Argentina’s next leader will have a tough task sorting out a stumbling economy, but surging farm and oil production could offer a helping hand.
The nation’s farmers are forecast to push harvests to new highs in 2020, bringing in much-needed dollars. Meanwhile, rising oil production from shale fields should bolster fuel exports, reining in an energy trade deficit.
The prospect for growth bodes well for both marketfriendly President Mauricio Macri and opposition leader A lber to Fernández, who would probably shift Argentina to the left. They face a critical primary vote on August 11 before the October presidential election.
The wheat crop begins to roll into ports at the end of the year. It’s set to top 20 million metric tons for the first time.
Then there’s corn. Growers haven’t begun planting the next crop, but a rally in prices and an export tax that’s just a third of the levy on soybeans mean sowings may expand. Production could subsequently reach a record 51 million tons, according to the Rosario Board of Trade. More corn will reduce the share in fields of soybeans, Argentina’s biggest farm export. Still, the US Department of Agriculture sees a bumper soy crop of 53 million tons.
Farm exports, which are priced in dollars, are key to shoring up the fragile peso,which in turn helps to control high inflation. Shipments are also a boost for tax revenue.
Farming success depends on the weather. Fortunately for the next president, who will be sworn in on December 10, forecasters are upbeat about the 2019-2020 season. That’s because a neutral weather pattern or a weak El Niño are set to prevail over a strong El Niño or even-moredestructive La Niña. Both of the former scenarios would bring mild conditions, conducive for plants on the Pampas growing belt.
Look no further than the current calendar year to see the results of good weather. Exports of crops that benefitted from the right mix of temperatures and rain are predicted to reach US$23.1 billion, according to Central Bank chief Guido Sandleris. That’d be the most in three years.
Argentina’s burgeoning shale industry is also boosting the outlook in the commodities sector.
Fuel exports next year are forecast to soar by 20 percent to US$4.7 billion, according to Daniel Gerold, head of G&G Energy Consultants in Buenos Aires. That’s thanks to increasing oil output in Vaca Muerta, where Argentina’s efforts to replicate the success of the Permian Basin in the US are finally yielding some results.
That will help cut a trade deficit for fuels that Gerold sees finishing this year at US$1.3 billion. By 2021 there could even be a surplus, he said.
Argentina has been leaking billions of dollars a year for nearly a decade to import energy like natural gas, putting huge pressure on the peso. Getting back to being a net exporter of fuels would contribute to stabilising the currency in the long term.

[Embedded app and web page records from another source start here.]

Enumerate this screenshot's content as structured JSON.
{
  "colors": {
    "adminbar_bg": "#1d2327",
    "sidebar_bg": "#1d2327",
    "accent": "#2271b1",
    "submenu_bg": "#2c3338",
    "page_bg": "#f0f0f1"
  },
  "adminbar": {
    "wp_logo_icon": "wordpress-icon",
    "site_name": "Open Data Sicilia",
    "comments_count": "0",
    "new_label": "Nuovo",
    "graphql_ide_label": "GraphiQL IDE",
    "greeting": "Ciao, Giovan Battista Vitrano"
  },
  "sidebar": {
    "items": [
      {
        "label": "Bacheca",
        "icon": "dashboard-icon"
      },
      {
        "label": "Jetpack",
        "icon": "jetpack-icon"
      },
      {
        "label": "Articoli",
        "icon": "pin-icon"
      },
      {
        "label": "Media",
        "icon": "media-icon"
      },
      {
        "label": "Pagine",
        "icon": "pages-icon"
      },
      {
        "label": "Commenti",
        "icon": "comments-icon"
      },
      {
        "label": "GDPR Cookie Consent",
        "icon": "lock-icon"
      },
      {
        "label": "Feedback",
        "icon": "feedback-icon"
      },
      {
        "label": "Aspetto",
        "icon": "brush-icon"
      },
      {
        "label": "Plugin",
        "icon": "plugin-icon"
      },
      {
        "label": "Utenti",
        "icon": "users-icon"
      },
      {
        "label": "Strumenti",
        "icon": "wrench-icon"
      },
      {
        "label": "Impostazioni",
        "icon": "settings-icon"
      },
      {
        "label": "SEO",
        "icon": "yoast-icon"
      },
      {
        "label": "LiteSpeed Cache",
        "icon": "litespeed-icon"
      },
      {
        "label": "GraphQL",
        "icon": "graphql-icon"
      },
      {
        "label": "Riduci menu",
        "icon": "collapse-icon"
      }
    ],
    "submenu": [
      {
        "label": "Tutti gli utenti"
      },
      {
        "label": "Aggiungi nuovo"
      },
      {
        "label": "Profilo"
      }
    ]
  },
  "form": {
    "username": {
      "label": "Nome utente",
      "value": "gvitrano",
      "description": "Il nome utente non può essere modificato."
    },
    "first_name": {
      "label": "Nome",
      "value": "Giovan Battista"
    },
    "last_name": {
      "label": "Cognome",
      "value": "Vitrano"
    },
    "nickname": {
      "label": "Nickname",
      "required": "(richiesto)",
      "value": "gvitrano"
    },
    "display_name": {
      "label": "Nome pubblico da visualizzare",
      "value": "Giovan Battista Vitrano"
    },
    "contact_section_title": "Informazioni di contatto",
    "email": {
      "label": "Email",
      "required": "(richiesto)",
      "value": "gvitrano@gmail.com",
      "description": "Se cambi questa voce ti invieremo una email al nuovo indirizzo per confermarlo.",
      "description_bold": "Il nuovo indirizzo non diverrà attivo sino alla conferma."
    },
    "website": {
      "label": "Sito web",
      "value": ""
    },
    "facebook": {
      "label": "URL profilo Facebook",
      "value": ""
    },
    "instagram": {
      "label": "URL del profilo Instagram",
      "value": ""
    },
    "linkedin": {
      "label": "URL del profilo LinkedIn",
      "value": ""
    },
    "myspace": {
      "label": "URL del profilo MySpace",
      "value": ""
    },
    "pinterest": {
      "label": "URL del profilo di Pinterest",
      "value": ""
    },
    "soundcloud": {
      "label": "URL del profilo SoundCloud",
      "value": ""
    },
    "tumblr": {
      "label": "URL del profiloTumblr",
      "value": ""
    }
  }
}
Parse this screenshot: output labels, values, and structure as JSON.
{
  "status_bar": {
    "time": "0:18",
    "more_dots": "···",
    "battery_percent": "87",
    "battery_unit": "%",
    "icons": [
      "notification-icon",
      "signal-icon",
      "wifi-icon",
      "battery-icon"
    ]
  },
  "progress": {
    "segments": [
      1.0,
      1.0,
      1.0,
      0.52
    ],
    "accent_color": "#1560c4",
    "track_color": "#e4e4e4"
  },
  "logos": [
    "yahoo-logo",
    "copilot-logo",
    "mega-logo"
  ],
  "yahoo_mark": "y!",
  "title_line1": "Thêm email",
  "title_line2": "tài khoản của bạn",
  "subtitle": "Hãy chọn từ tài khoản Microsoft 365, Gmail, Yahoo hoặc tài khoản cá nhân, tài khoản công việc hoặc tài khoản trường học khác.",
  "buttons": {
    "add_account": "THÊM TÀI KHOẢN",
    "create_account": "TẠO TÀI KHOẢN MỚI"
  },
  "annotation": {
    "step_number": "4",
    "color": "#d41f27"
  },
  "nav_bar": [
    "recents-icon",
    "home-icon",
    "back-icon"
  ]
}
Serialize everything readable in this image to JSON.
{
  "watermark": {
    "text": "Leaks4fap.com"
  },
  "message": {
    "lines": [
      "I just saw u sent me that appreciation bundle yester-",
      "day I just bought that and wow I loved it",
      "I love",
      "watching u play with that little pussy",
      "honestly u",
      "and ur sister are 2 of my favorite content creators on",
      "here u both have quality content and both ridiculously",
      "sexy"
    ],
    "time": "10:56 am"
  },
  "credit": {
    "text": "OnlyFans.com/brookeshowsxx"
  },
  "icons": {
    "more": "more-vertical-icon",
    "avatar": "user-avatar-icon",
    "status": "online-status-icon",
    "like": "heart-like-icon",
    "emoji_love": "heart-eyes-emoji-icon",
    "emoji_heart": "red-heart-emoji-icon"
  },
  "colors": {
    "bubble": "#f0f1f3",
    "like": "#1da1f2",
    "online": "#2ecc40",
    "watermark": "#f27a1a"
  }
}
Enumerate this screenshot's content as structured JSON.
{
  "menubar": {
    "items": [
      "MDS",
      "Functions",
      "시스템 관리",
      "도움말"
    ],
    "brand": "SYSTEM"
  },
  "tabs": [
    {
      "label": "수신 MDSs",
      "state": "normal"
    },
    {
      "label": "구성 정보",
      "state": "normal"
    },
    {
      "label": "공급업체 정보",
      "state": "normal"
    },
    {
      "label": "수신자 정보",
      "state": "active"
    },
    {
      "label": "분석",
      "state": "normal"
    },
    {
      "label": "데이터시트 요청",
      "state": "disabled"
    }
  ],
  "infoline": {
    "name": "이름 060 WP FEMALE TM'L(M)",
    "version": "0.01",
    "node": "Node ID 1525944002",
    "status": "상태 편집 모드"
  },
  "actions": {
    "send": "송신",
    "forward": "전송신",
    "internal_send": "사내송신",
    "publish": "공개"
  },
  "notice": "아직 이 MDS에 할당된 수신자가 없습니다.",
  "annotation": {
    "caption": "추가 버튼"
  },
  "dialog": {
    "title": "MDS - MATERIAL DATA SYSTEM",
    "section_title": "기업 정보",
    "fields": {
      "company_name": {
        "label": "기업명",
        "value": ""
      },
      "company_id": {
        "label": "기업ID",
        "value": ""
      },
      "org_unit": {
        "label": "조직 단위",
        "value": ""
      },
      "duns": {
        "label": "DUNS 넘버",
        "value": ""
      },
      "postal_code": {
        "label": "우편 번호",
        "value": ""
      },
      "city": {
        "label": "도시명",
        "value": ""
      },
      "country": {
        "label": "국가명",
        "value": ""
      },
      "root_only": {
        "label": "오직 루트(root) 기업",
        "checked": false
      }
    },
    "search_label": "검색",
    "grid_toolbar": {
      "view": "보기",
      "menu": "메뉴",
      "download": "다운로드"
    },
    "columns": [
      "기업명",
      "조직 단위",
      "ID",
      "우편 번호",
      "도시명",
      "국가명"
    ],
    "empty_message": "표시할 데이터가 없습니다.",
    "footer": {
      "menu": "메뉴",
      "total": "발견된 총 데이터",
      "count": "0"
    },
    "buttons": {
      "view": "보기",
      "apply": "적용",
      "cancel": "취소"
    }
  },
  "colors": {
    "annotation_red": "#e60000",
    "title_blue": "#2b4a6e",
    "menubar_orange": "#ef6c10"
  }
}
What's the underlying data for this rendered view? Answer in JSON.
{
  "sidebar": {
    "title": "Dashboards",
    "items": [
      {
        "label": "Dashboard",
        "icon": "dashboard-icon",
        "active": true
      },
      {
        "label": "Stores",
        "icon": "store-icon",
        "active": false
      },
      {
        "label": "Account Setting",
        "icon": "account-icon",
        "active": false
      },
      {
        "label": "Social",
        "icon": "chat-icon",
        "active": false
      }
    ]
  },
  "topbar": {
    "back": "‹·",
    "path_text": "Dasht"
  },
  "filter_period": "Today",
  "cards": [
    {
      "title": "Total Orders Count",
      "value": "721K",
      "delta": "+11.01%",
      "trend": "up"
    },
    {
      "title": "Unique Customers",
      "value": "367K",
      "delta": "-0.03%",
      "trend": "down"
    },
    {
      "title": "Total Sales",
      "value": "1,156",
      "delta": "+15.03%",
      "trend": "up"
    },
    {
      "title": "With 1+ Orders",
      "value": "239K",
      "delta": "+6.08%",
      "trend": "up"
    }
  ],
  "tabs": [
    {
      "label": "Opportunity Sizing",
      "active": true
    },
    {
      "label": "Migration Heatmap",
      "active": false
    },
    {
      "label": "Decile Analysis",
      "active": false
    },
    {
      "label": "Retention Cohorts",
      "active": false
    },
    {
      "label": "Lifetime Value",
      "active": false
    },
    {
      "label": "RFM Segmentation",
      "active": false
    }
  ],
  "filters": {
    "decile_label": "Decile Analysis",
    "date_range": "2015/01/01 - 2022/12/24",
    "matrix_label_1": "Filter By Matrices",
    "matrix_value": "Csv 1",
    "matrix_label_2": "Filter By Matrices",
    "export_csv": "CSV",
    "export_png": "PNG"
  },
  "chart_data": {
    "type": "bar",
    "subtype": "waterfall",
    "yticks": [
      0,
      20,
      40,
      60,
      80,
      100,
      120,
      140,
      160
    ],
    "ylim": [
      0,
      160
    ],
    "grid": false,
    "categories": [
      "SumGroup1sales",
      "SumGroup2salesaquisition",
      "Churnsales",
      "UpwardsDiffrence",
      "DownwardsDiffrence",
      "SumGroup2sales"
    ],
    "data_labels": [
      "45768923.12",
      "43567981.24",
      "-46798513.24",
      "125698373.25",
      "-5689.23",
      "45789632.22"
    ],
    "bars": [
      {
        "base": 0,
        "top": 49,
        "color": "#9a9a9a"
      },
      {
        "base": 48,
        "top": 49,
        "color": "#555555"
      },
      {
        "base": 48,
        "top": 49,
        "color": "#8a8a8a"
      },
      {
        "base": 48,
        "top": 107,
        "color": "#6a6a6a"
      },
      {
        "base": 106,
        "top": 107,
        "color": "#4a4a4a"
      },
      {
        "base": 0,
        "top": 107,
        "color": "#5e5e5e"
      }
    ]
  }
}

Some analysts are really bullish. As shale oil production rises, Argentina’s total energy trade balance, which includes electricity, could shift by as soon as next year to a surplus of as much as US$1 billion from a deficit of US$500 million forecast for 2019, according to Ricardo Arriazu, an economist who runs his own consultancy firm and specialises in oil.
That’s in line with government forecasts. Argentina may achieve equilibrium in energy trade this year, according to Energy Secretary Gustavo Lopetegui. That would mark the first time out of the red since 2010. By 2021, the nation could run a US$2 billion surplus, Lopetegui said.
Fulfilling the potential of Vaca Muerta requires billions of dollars a year of investment. But big spending won’t happen until country risk falls from current heights and the government ensures clear and consistent rules.
That, in turn, depends on who wins the elections. Argentina’s bond yield spreads seem to imply a 60 percent chance of re-election for Macri.
“Vaca Muerta can solve
Argentina’s insolvency problems,” said economist Arriazu. “But it’ll only grow if the
right policies are kept in place.”
by BY JONATHAN GILBERT